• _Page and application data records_
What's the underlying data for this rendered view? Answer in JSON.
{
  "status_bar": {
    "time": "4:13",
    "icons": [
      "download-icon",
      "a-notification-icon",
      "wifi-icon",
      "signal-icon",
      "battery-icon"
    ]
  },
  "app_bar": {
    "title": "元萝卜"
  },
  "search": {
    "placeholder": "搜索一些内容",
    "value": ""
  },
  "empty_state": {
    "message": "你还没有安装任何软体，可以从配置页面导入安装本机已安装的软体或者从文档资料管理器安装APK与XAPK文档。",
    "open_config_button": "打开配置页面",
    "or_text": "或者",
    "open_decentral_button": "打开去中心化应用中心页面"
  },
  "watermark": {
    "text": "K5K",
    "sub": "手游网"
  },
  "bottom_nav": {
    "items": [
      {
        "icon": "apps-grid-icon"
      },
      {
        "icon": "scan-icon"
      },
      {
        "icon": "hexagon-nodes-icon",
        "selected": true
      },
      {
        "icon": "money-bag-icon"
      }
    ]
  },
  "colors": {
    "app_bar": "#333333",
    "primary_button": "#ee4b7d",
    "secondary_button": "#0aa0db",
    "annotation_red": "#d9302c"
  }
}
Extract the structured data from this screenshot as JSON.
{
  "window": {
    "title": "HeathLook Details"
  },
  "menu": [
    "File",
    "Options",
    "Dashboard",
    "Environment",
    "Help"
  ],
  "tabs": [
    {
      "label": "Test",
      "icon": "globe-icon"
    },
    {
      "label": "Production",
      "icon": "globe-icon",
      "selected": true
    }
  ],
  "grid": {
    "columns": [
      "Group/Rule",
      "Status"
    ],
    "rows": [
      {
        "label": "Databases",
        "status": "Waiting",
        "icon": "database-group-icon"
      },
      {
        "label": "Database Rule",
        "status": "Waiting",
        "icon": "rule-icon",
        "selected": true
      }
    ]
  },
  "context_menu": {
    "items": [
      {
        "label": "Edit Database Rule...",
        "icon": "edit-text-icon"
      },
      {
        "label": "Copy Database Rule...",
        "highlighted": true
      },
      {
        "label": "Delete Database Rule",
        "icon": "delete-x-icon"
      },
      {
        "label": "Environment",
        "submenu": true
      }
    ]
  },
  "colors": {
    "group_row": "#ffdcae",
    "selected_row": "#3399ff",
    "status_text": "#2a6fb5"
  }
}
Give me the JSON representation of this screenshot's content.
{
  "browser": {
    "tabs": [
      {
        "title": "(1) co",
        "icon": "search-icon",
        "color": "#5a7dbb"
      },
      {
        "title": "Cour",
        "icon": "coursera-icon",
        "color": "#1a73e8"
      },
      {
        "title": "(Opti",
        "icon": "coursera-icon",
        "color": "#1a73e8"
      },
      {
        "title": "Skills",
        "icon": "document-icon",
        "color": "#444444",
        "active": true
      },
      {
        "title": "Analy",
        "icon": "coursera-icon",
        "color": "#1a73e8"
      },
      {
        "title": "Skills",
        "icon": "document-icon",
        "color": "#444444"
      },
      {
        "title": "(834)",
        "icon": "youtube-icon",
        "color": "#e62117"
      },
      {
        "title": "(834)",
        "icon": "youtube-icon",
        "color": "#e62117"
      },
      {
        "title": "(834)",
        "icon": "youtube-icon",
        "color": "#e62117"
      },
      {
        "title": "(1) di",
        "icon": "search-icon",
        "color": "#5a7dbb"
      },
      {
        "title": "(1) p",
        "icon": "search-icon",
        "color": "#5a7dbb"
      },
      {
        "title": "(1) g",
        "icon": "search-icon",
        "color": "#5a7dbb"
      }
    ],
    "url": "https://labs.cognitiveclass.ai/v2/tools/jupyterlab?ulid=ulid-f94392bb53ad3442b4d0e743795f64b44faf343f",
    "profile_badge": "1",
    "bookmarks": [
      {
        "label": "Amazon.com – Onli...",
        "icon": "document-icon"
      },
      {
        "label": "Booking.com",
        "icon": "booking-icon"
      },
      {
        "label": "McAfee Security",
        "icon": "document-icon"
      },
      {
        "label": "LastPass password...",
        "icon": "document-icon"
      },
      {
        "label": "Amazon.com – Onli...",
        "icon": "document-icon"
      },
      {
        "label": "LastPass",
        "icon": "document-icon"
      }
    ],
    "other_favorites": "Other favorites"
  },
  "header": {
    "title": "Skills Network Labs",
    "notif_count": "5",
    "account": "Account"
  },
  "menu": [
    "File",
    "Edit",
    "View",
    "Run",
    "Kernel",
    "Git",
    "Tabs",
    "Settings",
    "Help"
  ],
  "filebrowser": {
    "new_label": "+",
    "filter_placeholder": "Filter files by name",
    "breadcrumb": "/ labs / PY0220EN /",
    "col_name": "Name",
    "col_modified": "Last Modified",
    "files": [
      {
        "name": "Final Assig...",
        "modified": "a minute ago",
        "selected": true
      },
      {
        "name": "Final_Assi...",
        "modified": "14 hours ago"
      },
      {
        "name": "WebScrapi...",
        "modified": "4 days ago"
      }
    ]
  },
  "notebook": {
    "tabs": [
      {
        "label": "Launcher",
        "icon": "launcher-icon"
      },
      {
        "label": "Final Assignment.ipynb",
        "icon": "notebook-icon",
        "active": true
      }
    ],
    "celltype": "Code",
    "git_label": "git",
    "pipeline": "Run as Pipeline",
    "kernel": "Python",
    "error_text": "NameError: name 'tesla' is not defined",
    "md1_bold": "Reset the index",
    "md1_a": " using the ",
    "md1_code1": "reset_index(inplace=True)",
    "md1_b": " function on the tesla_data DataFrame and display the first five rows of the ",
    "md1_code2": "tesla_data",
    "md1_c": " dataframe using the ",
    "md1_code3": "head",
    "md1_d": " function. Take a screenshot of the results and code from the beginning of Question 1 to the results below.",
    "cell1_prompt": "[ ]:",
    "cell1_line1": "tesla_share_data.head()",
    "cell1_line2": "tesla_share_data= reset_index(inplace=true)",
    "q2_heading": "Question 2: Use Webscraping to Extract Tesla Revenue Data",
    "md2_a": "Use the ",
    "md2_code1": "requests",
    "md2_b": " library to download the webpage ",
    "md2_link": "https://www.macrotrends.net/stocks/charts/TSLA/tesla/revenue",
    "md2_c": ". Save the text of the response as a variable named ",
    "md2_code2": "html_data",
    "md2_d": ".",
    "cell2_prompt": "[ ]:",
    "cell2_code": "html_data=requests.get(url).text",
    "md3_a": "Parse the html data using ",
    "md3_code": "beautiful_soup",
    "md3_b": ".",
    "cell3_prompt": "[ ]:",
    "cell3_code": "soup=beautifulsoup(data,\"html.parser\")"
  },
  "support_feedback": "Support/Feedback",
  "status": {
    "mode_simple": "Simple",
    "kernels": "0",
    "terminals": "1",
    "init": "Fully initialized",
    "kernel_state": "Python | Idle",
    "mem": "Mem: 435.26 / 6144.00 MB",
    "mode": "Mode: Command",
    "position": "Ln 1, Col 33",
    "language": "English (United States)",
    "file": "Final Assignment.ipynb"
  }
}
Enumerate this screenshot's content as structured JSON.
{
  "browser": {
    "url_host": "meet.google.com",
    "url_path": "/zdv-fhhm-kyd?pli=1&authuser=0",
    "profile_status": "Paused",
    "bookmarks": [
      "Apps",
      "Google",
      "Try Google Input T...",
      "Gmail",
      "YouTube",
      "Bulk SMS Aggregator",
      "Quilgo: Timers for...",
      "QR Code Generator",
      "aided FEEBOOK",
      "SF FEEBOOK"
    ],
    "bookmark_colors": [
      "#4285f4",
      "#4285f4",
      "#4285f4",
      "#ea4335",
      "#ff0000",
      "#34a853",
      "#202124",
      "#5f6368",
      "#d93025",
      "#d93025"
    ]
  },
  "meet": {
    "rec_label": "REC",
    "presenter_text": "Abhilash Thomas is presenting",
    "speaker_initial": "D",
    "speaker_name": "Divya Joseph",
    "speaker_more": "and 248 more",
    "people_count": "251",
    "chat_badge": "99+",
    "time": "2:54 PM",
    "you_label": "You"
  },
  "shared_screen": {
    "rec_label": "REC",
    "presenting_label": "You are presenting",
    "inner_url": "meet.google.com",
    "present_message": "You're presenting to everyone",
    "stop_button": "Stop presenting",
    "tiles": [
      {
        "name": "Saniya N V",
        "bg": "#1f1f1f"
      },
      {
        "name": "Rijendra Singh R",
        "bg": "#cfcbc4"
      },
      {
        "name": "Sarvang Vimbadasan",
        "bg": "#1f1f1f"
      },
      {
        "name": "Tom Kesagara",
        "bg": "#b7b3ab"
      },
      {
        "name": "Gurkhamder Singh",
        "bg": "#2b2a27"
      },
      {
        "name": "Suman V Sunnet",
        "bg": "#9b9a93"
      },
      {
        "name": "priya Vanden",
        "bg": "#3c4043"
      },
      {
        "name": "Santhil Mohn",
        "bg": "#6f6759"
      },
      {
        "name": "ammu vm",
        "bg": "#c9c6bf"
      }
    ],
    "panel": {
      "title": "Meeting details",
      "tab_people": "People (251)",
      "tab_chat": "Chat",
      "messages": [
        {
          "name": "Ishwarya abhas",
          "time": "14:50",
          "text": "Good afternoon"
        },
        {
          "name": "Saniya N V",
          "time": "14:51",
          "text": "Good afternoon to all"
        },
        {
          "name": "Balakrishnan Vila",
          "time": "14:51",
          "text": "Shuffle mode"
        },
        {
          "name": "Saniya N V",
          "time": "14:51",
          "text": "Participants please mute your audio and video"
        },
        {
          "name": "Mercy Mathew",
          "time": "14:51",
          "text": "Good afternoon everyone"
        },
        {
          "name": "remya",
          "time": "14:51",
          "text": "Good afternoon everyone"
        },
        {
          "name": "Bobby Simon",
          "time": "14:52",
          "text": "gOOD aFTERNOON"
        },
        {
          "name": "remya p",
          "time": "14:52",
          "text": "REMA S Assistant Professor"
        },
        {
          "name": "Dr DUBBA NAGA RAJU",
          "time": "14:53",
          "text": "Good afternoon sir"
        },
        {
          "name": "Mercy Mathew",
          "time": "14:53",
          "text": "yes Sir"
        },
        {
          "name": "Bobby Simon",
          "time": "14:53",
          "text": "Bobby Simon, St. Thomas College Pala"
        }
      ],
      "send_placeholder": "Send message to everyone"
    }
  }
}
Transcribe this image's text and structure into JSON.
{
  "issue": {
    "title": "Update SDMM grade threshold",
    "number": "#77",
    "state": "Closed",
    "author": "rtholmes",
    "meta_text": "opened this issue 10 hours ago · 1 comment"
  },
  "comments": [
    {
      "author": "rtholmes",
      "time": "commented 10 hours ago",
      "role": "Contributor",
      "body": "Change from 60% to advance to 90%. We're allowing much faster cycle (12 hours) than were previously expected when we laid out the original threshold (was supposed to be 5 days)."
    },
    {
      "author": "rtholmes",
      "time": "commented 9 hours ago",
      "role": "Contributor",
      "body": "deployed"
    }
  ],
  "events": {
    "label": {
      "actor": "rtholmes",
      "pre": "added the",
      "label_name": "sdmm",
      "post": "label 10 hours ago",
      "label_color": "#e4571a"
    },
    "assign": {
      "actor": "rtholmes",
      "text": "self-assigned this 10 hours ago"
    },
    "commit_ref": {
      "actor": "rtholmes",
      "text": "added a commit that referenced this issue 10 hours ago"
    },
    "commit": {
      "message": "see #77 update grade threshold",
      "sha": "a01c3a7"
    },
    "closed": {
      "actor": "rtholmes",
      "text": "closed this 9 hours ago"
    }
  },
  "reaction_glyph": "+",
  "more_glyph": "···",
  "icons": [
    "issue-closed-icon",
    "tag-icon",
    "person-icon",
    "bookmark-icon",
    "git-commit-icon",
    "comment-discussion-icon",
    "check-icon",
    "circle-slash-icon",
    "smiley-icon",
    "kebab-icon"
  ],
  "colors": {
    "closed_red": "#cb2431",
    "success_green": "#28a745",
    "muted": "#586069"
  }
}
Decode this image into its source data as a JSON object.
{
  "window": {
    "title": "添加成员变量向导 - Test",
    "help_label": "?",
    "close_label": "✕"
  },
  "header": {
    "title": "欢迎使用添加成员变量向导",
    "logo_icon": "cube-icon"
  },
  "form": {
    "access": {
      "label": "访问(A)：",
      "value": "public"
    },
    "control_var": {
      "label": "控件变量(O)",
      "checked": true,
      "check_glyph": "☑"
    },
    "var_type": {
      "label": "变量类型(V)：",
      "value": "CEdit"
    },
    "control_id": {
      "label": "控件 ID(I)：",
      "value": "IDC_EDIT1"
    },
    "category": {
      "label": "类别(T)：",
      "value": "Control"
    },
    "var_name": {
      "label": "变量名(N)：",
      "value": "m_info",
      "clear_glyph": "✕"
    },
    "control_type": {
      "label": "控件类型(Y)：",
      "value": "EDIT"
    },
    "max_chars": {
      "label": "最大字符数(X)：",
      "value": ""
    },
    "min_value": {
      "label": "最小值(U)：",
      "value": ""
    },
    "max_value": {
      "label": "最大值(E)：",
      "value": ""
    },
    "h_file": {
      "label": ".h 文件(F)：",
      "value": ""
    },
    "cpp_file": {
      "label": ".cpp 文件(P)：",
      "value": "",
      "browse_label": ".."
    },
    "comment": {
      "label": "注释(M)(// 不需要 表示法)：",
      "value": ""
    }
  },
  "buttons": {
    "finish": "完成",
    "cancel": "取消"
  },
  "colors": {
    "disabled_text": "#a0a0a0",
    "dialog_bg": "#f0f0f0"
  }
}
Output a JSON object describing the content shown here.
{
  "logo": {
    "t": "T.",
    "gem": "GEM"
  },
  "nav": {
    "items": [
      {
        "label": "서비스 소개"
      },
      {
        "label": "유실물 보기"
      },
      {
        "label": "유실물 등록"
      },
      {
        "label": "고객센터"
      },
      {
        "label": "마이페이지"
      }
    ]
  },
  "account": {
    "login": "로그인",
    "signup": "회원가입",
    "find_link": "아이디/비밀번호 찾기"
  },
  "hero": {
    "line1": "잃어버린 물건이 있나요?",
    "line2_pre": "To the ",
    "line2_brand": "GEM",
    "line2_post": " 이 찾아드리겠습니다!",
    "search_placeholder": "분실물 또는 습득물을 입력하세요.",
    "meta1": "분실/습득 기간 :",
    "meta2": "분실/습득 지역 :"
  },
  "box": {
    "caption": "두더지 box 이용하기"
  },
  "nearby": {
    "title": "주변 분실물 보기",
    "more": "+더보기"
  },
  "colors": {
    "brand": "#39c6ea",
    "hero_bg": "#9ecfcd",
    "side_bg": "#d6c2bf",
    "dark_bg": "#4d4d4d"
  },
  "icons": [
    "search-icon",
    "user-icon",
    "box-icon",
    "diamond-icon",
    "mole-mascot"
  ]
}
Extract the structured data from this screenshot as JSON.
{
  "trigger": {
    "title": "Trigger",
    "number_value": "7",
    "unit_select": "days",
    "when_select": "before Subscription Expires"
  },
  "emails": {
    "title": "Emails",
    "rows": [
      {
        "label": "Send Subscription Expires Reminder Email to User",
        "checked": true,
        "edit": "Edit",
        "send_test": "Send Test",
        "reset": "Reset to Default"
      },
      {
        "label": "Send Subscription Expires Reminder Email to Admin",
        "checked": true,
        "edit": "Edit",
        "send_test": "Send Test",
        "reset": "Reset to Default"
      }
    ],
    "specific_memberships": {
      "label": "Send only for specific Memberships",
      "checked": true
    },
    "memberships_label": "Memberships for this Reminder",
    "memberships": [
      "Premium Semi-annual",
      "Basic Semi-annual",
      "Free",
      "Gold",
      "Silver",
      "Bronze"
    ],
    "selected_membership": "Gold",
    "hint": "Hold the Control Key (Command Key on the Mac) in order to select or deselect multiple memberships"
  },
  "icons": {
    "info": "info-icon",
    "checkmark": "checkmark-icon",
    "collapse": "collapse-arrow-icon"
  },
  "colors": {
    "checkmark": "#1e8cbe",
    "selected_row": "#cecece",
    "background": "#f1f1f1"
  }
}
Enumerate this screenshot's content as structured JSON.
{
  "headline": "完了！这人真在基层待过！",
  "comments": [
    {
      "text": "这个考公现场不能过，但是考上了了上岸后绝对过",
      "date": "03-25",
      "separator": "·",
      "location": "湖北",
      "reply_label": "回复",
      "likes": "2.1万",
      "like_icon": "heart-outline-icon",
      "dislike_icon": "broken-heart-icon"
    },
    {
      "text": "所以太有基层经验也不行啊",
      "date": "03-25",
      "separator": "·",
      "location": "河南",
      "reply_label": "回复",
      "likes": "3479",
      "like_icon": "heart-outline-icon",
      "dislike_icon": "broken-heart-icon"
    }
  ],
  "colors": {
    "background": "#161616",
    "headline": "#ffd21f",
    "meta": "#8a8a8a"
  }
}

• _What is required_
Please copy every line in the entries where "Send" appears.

• _Solution for this exercise_
      "send_placeholder": "Send message to everyone"
        "label": "Send Subscription Expires Reminder Email to User",
        "send_test": "Send Test",
        "label": "Send Subscription Expires Reminder Email to Admin",
        "send_test": "Send Test",
      "label": "Send only for specific Memberships",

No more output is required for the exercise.